→ EXERCISE BRIEF
Gather all lines from the material that contain "JSON".

[Start of section]

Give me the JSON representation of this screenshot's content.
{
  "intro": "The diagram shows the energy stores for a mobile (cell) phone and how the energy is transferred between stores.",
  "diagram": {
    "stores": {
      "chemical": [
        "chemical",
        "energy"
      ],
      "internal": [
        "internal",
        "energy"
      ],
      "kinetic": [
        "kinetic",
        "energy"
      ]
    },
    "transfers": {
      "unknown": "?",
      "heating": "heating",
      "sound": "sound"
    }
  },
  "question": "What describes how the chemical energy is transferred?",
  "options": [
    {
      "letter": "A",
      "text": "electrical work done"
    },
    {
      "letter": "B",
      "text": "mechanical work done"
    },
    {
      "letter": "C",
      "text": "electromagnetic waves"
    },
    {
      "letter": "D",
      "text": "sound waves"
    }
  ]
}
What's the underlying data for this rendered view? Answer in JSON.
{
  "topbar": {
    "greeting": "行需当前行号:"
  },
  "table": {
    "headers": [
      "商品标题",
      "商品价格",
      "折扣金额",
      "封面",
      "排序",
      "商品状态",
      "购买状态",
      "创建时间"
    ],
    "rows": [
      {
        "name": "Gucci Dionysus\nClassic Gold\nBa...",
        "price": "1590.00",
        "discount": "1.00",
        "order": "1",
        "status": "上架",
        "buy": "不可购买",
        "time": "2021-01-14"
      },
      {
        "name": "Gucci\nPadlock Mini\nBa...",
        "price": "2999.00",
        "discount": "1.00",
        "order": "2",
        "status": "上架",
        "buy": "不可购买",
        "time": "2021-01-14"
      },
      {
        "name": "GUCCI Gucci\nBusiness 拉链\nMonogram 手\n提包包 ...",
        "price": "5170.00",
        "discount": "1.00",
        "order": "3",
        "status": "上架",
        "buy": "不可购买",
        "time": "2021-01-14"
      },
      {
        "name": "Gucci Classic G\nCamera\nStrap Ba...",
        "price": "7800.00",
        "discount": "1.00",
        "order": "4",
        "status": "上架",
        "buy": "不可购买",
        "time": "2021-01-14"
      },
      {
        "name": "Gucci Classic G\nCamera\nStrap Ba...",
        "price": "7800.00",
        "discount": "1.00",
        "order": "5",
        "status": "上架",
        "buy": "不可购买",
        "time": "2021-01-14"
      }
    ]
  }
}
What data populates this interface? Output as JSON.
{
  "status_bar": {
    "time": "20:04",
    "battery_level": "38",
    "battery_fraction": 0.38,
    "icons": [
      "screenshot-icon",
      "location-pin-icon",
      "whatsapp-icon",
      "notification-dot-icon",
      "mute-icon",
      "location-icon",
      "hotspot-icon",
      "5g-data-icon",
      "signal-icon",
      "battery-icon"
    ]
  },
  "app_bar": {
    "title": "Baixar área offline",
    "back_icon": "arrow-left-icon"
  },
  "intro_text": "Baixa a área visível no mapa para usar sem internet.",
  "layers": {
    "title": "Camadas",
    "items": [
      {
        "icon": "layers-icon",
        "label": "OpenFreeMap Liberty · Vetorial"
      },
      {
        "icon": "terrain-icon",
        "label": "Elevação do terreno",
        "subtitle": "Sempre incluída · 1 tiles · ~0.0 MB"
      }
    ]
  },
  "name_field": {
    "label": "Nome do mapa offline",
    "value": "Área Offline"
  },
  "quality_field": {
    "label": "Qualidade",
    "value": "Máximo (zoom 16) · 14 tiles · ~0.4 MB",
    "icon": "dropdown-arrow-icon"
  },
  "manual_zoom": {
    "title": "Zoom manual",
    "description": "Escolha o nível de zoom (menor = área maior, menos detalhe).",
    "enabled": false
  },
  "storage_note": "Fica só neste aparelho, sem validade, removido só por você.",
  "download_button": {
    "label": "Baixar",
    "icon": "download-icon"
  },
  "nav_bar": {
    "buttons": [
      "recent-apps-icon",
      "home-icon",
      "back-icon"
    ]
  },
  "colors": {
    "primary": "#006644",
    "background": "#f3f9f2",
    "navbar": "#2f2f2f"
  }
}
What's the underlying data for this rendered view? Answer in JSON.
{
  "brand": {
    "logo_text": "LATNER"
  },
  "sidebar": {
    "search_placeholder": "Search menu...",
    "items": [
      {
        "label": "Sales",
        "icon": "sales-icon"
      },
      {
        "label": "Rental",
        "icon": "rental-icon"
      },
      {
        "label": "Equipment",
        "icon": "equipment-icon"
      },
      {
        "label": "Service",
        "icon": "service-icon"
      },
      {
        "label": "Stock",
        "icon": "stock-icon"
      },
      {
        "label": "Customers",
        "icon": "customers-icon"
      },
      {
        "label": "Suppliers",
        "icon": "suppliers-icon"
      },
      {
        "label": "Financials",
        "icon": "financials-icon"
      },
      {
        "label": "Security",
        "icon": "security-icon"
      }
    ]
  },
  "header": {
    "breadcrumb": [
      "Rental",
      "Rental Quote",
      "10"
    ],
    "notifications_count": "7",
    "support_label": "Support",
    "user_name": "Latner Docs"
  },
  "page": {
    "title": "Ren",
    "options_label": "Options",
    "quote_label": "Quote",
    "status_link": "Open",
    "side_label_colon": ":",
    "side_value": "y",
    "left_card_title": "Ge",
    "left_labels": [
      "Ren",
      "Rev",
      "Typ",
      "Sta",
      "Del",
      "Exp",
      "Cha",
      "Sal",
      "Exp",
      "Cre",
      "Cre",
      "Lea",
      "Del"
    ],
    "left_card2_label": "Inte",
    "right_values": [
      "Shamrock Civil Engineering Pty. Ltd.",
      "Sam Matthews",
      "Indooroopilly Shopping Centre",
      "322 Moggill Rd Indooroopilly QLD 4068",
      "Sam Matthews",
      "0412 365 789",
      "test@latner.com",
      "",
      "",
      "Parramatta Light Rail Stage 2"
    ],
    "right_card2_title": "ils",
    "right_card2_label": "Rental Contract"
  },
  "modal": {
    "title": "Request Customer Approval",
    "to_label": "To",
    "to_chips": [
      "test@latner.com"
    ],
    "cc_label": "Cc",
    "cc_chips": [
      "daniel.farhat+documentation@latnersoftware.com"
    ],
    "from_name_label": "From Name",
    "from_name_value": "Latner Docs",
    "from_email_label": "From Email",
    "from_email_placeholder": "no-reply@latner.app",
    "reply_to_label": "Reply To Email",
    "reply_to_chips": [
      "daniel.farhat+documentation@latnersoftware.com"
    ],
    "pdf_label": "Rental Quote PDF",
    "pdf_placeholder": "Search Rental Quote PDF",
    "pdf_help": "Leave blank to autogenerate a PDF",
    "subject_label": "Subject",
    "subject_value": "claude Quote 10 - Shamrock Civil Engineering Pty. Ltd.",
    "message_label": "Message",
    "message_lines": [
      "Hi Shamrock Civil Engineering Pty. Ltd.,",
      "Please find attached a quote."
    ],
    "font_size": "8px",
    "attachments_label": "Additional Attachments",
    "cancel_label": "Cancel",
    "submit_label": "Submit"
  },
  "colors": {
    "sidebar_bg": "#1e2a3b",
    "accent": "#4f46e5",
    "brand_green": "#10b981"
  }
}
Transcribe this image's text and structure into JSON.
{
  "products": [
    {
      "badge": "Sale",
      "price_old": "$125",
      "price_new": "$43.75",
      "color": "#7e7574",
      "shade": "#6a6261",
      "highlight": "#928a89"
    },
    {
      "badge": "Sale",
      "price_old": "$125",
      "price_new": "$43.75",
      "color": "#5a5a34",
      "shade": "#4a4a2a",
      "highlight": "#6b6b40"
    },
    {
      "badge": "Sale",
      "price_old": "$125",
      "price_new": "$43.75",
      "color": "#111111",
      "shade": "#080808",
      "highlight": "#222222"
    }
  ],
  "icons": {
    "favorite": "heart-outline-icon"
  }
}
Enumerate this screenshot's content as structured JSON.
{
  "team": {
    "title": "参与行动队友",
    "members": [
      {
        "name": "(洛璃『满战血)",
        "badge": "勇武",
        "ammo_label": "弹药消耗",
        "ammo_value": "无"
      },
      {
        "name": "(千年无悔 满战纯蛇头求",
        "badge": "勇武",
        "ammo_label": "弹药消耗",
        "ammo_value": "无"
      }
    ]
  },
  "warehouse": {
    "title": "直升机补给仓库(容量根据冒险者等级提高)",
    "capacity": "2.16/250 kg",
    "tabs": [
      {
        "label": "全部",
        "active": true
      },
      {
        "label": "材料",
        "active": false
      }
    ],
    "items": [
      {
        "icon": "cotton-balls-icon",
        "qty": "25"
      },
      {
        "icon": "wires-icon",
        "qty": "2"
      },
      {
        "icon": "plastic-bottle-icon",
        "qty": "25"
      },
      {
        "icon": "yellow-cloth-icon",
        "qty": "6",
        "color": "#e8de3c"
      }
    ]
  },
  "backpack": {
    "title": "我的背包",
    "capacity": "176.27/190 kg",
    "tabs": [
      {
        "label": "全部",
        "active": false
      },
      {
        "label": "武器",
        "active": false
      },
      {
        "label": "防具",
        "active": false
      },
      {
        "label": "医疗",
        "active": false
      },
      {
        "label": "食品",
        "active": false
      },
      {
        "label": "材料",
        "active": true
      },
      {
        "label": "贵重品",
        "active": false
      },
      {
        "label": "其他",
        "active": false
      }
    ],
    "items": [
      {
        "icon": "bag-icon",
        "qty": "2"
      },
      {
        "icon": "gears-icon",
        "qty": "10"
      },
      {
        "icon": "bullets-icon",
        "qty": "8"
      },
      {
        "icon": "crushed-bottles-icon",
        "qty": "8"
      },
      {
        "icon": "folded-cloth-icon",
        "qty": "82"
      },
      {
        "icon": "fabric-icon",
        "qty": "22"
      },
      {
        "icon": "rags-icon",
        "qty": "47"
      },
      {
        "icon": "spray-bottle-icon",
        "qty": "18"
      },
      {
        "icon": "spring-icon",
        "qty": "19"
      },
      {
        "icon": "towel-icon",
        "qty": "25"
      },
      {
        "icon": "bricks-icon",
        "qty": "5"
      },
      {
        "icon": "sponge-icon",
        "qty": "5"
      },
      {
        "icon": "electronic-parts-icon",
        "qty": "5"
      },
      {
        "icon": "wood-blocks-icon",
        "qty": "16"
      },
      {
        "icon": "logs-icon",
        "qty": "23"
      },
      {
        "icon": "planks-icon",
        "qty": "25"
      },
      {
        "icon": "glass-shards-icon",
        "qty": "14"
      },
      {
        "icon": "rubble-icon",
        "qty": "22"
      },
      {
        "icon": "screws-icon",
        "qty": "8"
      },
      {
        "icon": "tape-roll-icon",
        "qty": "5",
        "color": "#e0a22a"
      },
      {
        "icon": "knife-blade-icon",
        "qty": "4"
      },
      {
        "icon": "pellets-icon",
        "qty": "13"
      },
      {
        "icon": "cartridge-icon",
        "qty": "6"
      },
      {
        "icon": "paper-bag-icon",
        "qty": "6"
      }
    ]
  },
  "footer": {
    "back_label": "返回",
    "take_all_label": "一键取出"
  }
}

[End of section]

→ OUTPUT FOR THIS TASK
Give me the JSON representation of this screenshot's content.
What's the underlying data for this rendered view? Answer in JSON.
What data populates this interface? Output as JSON.
What's the underlying data for this rendered view? Answer in JSON.
Transcribe this image's text and structure into JSON.
Enumerate this screenshot's content as structured JSON.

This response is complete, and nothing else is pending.